Review: Unsolved Australia Lost Boys Gone Girls – Justine Ford

Unsolved Australia: Lost Boys, Gone Girls

 Justine Ford

Macmillan Australia

ISBN: 9781760556747

 

Description:

Can you catch a killer or find a missing person?

 

Australia is ‘the lucky country’. But not for everyone. Unsolved Australia: Lost Boys, Gone Girls tells thirteen stories of people whose luck ran out in the most mysterious of circumstances.

 

It’s a journalistic deep-dive into Australia’s dark heart by one of Australia’s premier true crime writers, Justine Ford, the acclaimed bestselling author of Unsolved Australia and The Good Cop.

 

Why are four people missing from a Western Australian doomsday cult? Who abducted and murdered beauty queen Bronwynne Richardson on pageant night? And why is a cooked chook important evidence in the outback disappearance of Paddy Moriarty?

 

Key players are interviewed, evidence laid out and suspects assessed. Never-before-published information is revealed.

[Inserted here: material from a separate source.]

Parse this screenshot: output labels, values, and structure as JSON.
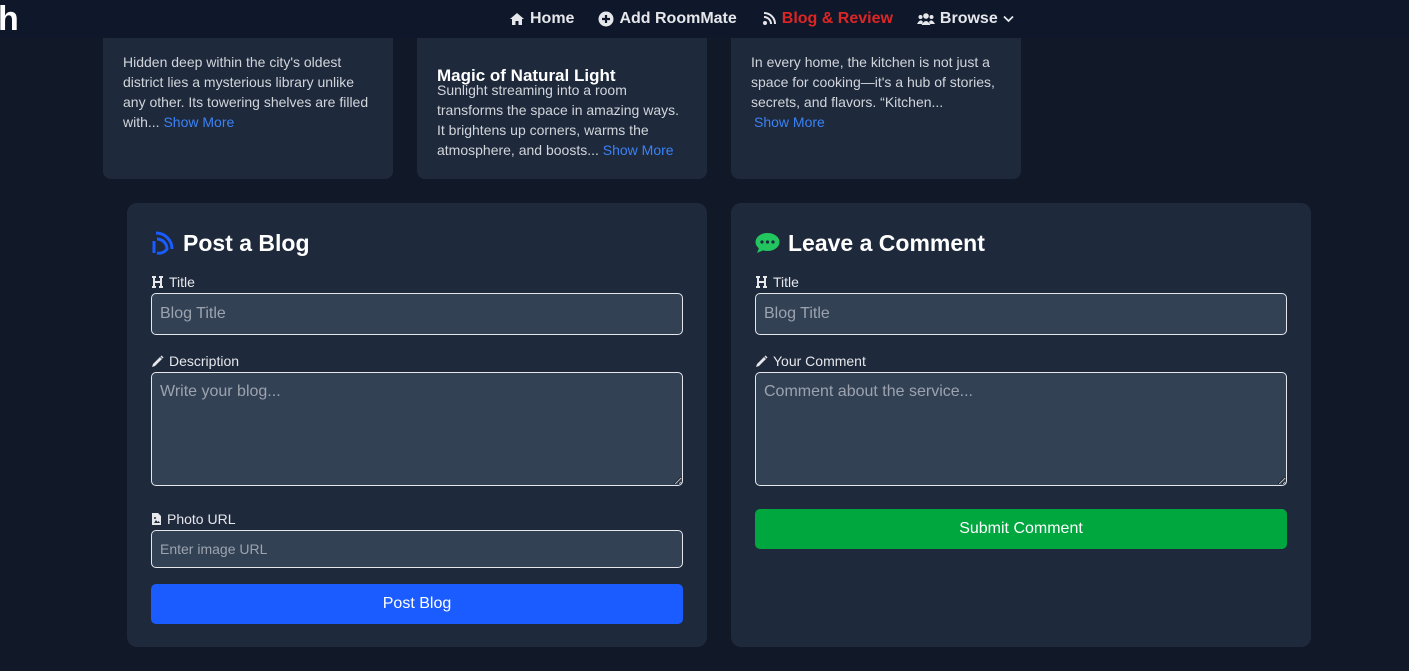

Can you help crack the case and solve these mysteries?

 

Hold tight as Unsolved Australia: Lost Boys, Gone Girls takes you on a chilling yet inspiring true crime rollercoaster ride where the final destination is hope.

 

My View:

I applaud the fact that Justine Ford has illuminated cases that have baffled both those left behind and the police tasked with solving these mysteries. Someone, somewhere must know something that will help solve these cases and every time someone reads about one of the mysteries here, speaks to their neighbour or work colleague or the person sitting on the train next to them about this book that they are reading, more opportunities are created to tug at peoples memories or to encourage someone to come forward with that piece of information that will make a difference to the lives of so many.  Has anyone come forward with useful information?  Have the rewards tempted anyone to speak out? I hope so.

 

I found the additional information/profiles/interviews with the behind the scenes individuals – the investigator, the criminal psychologist, the forensic anthropologist /criminologist/reporter, the investigative reporter, the investigative journalist, the former police detective ( I hope I have not missed any one out)  that interspaces the mysteries lifts and informs this collection of stories; simply fascinating. I could read more of this sort of interview.

 

There is so much sadness within these pages but there is optimism that reading this will make a difference to someone’s memory or conscience.  I do hope so.